*Prompt*.
The lines you return should be those containing the string "video", taken from the data below.

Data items
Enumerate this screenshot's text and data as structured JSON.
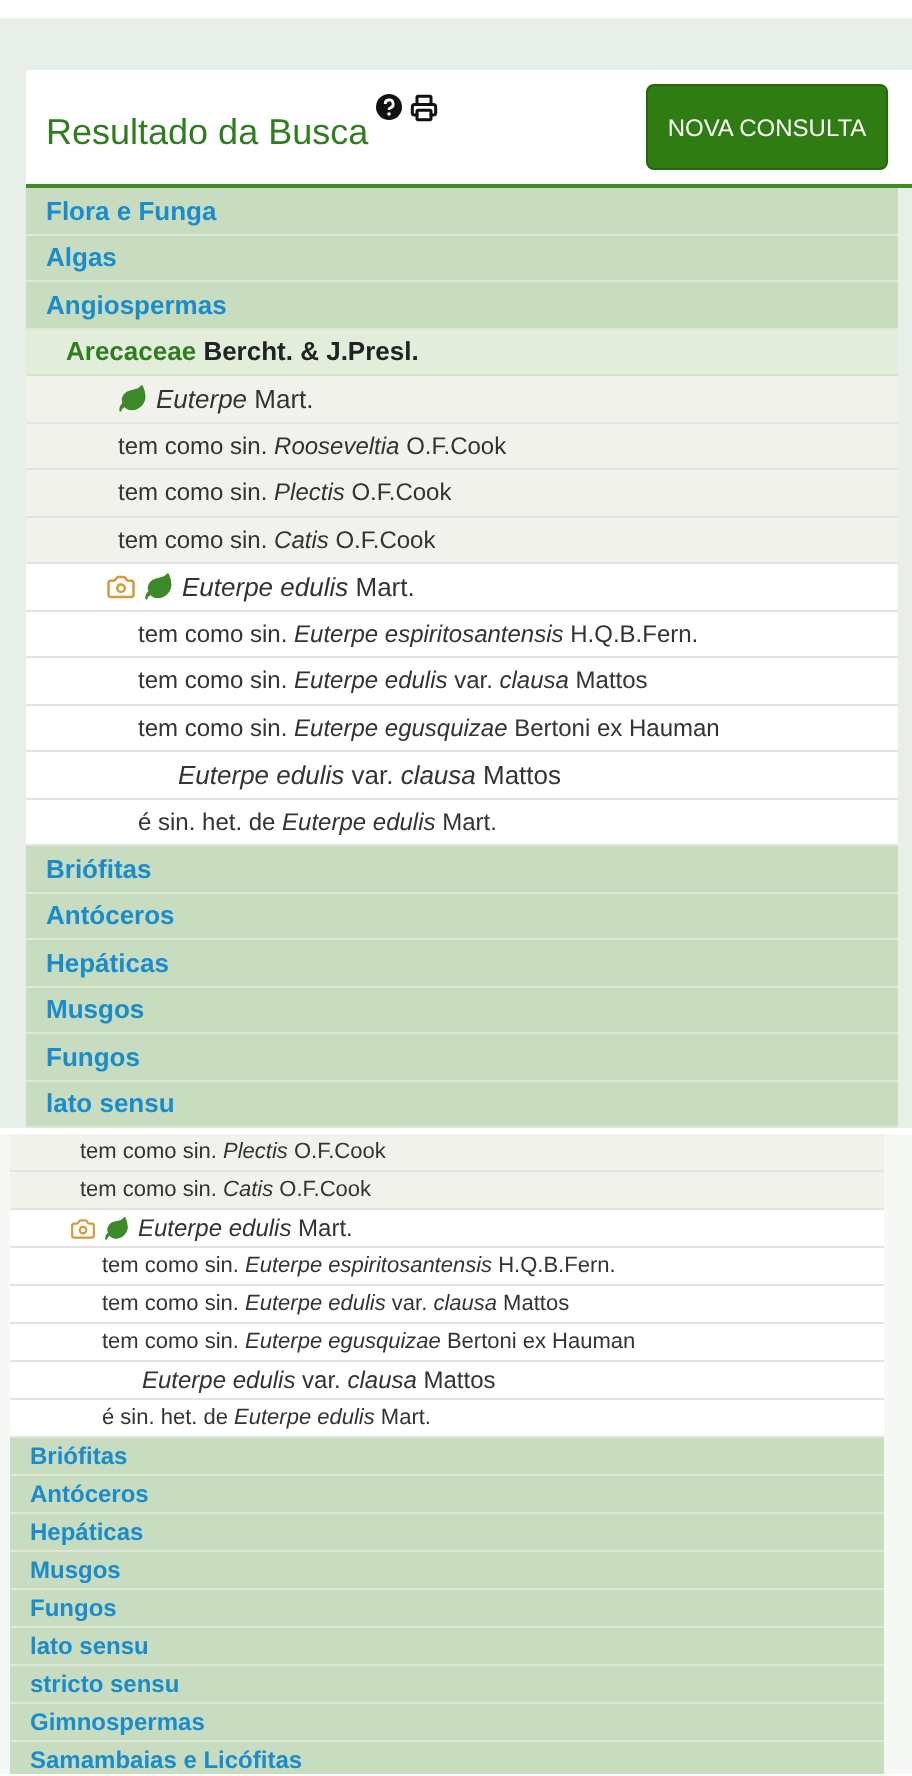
{
  "header": {
    "title": "Resultado da Busca",
    "button": "NOVA CONSULTA"
  },
  "panels": [
    {
      "rows": [
        {
          "kind": "group",
          "text": "Flora e Funga"
        },
        {
          "kind": "group",
          "text": "Algas"
        },
        {
          "kind": "group",
          "text": "Angiospermas"
        },
        {
          "kind": "family",
          "name": "Arecaceae",
          "author": "Bercht. & J.Presl."
        },
        {
          "kind": "genus",
          "text": "*Euterpe* Mart."
        },
        {
          "kind": "genus-synonym",
          "text": "tem como sin. *Rooseveltia* O.F.Cook"
        },
        {
          "kind": "genus-synonym",
          "text": "tem como sin. *Plectis* O.F.Cook"
        },
        {
          "kind": "genus-synonym",
          "text": "tem como sin. *Catis* O.F.Cook"
        },
        {
          "kind": "species",
          "text": "*Euterpe edulis* Mart."
        },
        {
          "kind": "species-synonym",
          "text": "tem como sin. *Euterpe espiritosantensis* H.Q.B.Fern."
        },
        {
          "kind": "species-synonym",
          "text": "tem como sin. *Euterpe edulis* var. *clausa* Mattos"
        },
        {
          "kind": "species-synonym",
          "text": "tem como sin. *Euterpe egusquizae* Bertoni ex Hauman"
        },
        {
          "kind": "variety",
          "text": "*Euterpe edulis* var. *clausa* Mattos"
        },
        {
          "kind": "heterotypic",
          "text": "é sin. het. de *Euterpe edulis* Mart."
        },
        {
          "kind": "group",
          "text": "Briófitas"
        },
        {
          "kind": "group",
          "text": "Antóceros"
        },
        {
          "kind": "group",
          "text": "Hepáticas"
        },
        {
          "kind": "group",
          "text": "Musgos"
        },
        {
          "kind": "group",
          "text": "Fungos"
        },
        {
          "kind": "group",
          "text": "lato sensu"
        }
      ]
    },
    {
      "rows": [
        {
          "kind": "genus-synonym",
          "text": "tem como sin. *Plectis* O.F.Cook"
        },
        {
          "kind": "genus-synonym",
          "text": "tem como sin. *Catis* O.F.Cook"
        },
        {
          "kind": "species",
          "text": "*Euterpe edulis* Mart."
        },
        {
          "kind": "species-synonym",
          "text": "tem como sin. *Euterpe espiritosantensis* H.Q.B.Fern."
        },
        {
          "kind": "species-synonym",
          "text": "tem como sin. *Euterpe edulis* var. *clausa* Mattos"
        },
        {
          "kind": "species-synonym",
          "text": "tem como sin. *Euterpe egusquizae* Bertoni ex Hauman"
        },
        {
          "kind": "variety",
          "text": "*Euterpe edulis* var. *clausa* Mattos"
        },
        {
          "kind": "heterotypic",
          "text": "é sin. het. de *Euterpe edulis* Mart."
        },
        {
          "kind": "group",
          "text": "Briófitas"
        },
        {
          "kind": "group",
          "text": "Antóceros"
        },
        {
          "kind": "group",
          "text": "Hepáticas"
        },
        {
          "kind": "group",
          "text": "Musgos"
        },
        {
          "kind": "group",
          "text": "Fungos"
        },
        {
          "kind": "group",
          "text": "lato sensu"
        },
        {
          "kind": "group",
          "text": "stricto sensu"
        },
        {
          "kind": "group",
          "text": "Gimnospermas"
        },
        {
          "kind": "group",
          "text": "Samambaias e Licófitas"
        }
      ]
    }
  ]
}
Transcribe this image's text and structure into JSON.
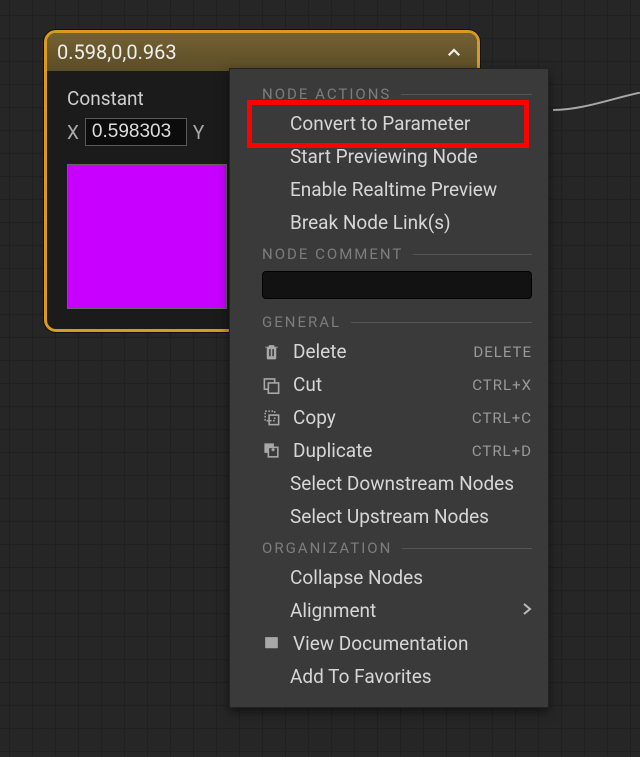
{
  "node": {
    "title": "0.598,0,0.963",
    "field_label": "Constant",
    "axis_x": "X",
    "axis_y": "Y",
    "value_x": "0.598303",
    "swatch_color": "#c800ff"
  },
  "menu": {
    "sections": {
      "node_actions": "NODE ACTIONS",
      "node_comment": "NODE COMMENT",
      "general": "GENERAL",
      "organization": "ORGANIZATION"
    },
    "items": {
      "convert_to_parameter": "Convert to Parameter",
      "start_previewing": "Start Previewing Node",
      "enable_realtime": "Enable Realtime Preview",
      "break_links": "Break Node Link(s)",
      "delete": "Delete",
      "cut": "Cut",
      "copy": "Copy",
      "duplicate": "Duplicate",
      "select_downstream": "Select Downstream Nodes",
      "select_upstream": "Select Upstream Nodes",
      "collapse": "Collapse Nodes",
      "alignment": "Alignment",
      "view_docs": "View Documentation",
      "add_fav": "Add To Favorites"
    },
    "shortcuts": {
      "delete": "DELETE",
      "cut": "CTRL+X",
      "copy": "CTRL+C",
      "duplicate": "CTRL+D"
    },
    "comment_value": ""
  }
}
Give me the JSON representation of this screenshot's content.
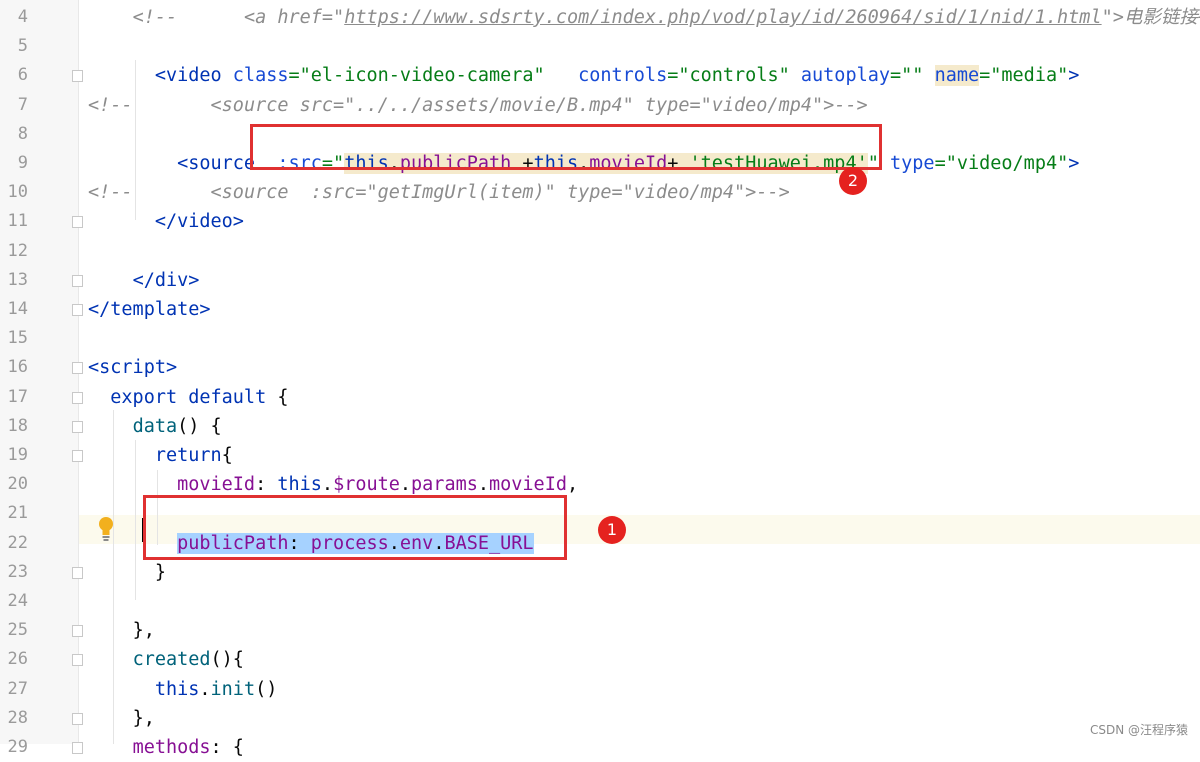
{
  "editor": {
    "lines": [
      {
        "num": "4",
        "indent": "    ",
        "parts": [
          {
            "t": "<!--",
            "c": "cmt"
          },
          {
            "t": "      <a href=\"",
            "c": "cmt"
          },
          {
            "t": "https://www.sdsrty.com/index.php/vod/play/id/260964/sid/1/nid/1.html",
            "c": "cmt ul"
          },
          {
            "t": "\">电影链接+{{th",
            "c": "cmt"
          }
        ]
      },
      {
        "num": "5",
        "indent": "",
        "parts": []
      },
      {
        "num": "6",
        "indent": "      ",
        "parts": [
          {
            "t": "<video ",
            "c": "tag"
          },
          {
            "t": "class",
            "c": "attr"
          },
          {
            "t": "=\"el-icon-video-camera\"",
            "c": "str"
          },
          {
            "t": "   controls",
            "c": "attr"
          },
          {
            "t": "=\"controls\"",
            "c": "str"
          },
          {
            "t": " autoplay",
            "c": "attr"
          },
          {
            "t": "=\"\"",
            "c": "str"
          },
          {
            "t": " ",
            "c": "plain"
          },
          {
            "t": "name",
            "c": "attr hl-bg"
          },
          {
            "t": "=\"media\"",
            "c": "str"
          },
          {
            "t": ">",
            "c": "tag"
          }
        ]
      },
      {
        "num": "7",
        "indent": "",
        "parts": [
          {
            "t": "<!--",
            "c": "cmt"
          },
          {
            "t": "       <source src=\"../../assets/movie/B.mp4\" type=\"video/mp4\">-->",
            "c": "cmt"
          }
        ]
      },
      {
        "num": "8",
        "indent": "",
        "parts": []
      },
      {
        "num": "9",
        "indent": "        ",
        "parts": [
          {
            "t": "<source",
            "c": "tag"
          },
          {
            "t": "  :src",
            "c": "attr"
          },
          {
            "t": "=\"",
            "c": "str"
          },
          {
            "t": "this",
            "c": "kw hl-bg"
          },
          {
            "t": ".",
            "c": "plain hl-bg"
          },
          {
            "t": "publicPath",
            "c": "prop hl-bg"
          },
          {
            "t": " +",
            "c": "plain hl-bg"
          },
          {
            "t": "this",
            "c": "kw hl-bg"
          },
          {
            "t": ".",
            "c": "plain hl-bg"
          },
          {
            "t": "movieId",
            "c": "prop hl-bg"
          },
          {
            "t": "+ ",
            "c": "plain hl-bg"
          },
          {
            "t": "'testHuawei.mp4'",
            "c": "str hl-bg"
          },
          {
            "t": "\"",
            "c": "str"
          },
          {
            "t": " type",
            "c": "attr"
          },
          {
            "t": "=\"video/mp4\"",
            "c": "str"
          },
          {
            "t": ">",
            "c": "tag"
          }
        ]
      },
      {
        "num": "10",
        "indent": "",
        "parts": [
          {
            "t": "<!--",
            "c": "cmt"
          },
          {
            "t": "       <source  :src=\"getImgUrl(item)\" type=\"video/mp4\">-->",
            "c": "cmt"
          }
        ]
      },
      {
        "num": "11",
        "indent": "      ",
        "parts": [
          {
            "t": "</video>",
            "c": "tag"
          }
        ]
      },
      {
        "num": "12",
        "indent": "",
        "parts": []
      },
      {
        "num": "13",
        "indent": "    ",
        "parts": [
          {
            "t": "</div>",
            "c": "tag"
          }
        ]
      },
      {
        "num": "14",
        "indent": "",
        "parts": [
          {
            "t": "</template>",
            "c": "tag"
          }
        ]
      },
      {
        "num": "15",
        "indent": "",
        "parts": []
      },
      {
        "num": "16",
        "indent": "",
        "parts": [
          {
            "t": "<script>",
            "c": "tag"
          }
        ]
      },
      {
        "num": "17",
        "indent": "  ",
        "parts": [
          {
            "t": "export default",
            "c": "kw"
          },
          {
            "t": " {",
            "c": "plain"
          }
        ]
      },
      {
        "num": "18",
        "indent": "    ",
        "parts": [
          {
            "t": "data",
            "c": "fn"
          },
          {
            "t": "() {",
            "c": "plain"
          }
        ]
      },
      {
        "num": "19",
        "indent": "      ",
        "parts": [
          {
            "t": "return",
            "c": "kw"
          },
          {
            "t": "{",
            "c": "plain"
          }
        ]
      },
      {
        "num": "20",
        "indent": "        ",
        "parts": [
          {
            "t": "movieId",
            "c": "prop"
          },
          {
            "t": ": ",
            "c": "plain"
          },
          {
            "t": "this",
            "c": "kw"
          },
          {
            "t": ".",
            "c": "plain"
          },
          {
            "t": "$route",
            "c": "prop"
          },
          {
            "t": ".",
            "c": "plain"
          },
          {
            "t": "params",
            "c": "prop"
          },
          {
            "t": ".",
            "c": "plain"
          },
          {
            "t": "movieId",
            "c": "prop"
          },
          {
            "t": ",",
            "c": "plain"
          }
        ]
      },
      {
        "num": "21",
        "indent": "",
        "parts": []
      },
      {
        "num": "22",
        "indent": "        ",
        "parts": [
          {
            "t": "publicPath",
            "c": "prop sel-bg"
          },
          {
            "t": ": ",
            "c": "plain sel-bg"
          },
          {
            "t": "process",
            "c": "prop sel-bg"
          },
          {
            "t": ".",
            "c": "plain sel-bg"
          },
          {
            "t": "env",
            "c": "prop sel-bg"
          },
          {
            "t": ".",
            "c": "plain sel-bg"
          },
          {
            "t": "BASE_URL",
            "c": "prop sel-bg"
          }
        ]
      },
      {
        "num": "23",
        "indent": "      ",
        "parts": [
          {
            "t": "}",
            "c": "plain"
          }
        ]
      },
      {
        "num": "24",
        "indent": "",
        "parts": []
      },
      {
        "num": "25",
        "indent": "    ",
        "parts": [
          {
            "t": "},",
            "c": "plain"
          }
        ]
      },
      {
        "num": "26",
        "indent": "    ",
        "parts": [
          {
            "t": "created",
            "c": "fn"
          },
          {
            "t": "(){",
            "c": "plain"
          }
        ]
      },
      {
        "num": "27",
        "indent": "      ",
        "parts": [
          {
            "t": "this",
            "c": "kw"
          },
          {
            "t": ".",
            "c": "plain"
          },
          {
            "t": "init",
            "c": "fn"
          },
          {
            "t": "()",
            "c": "plain"
          }
        ]
      },
      {
        "num": "28",
        "indent": "    ",
        "parts": [
          {
            "t": "},",
            "c": "plain"
          }
        ]
      },
      {
        "num": "29",
        "indent": "    ",
        "parts": [
          {
            "t": "methods",
            "c": "prop"
          },
          {
            "t": ": {",
            "c": "plain"
          }
        ]
      }
    ]
  },
  "annotations": {
    "badge_1": "1",
    "badge_2": "2"
  },
  "watermark": "CSDN @汪程序猿",
  "icons": {
    "gutter_bulb": "lightbulb-icon",
    "fold_marker": "fold-marker-icon"
  }
}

*Task result*.
            "t": "<video ",
            "t": "=\"el-icon-video-camera\"",
            "t": "       <source src=\"../../assets/movie/B.mp4\" type=\"video/mp4\">-->",
            "t": "=\"video/mp4\"",
            "t": "       <source  :src=\"getImgUrl(item)\" type=\"video/mp4\">-->",
            "t": "</video>",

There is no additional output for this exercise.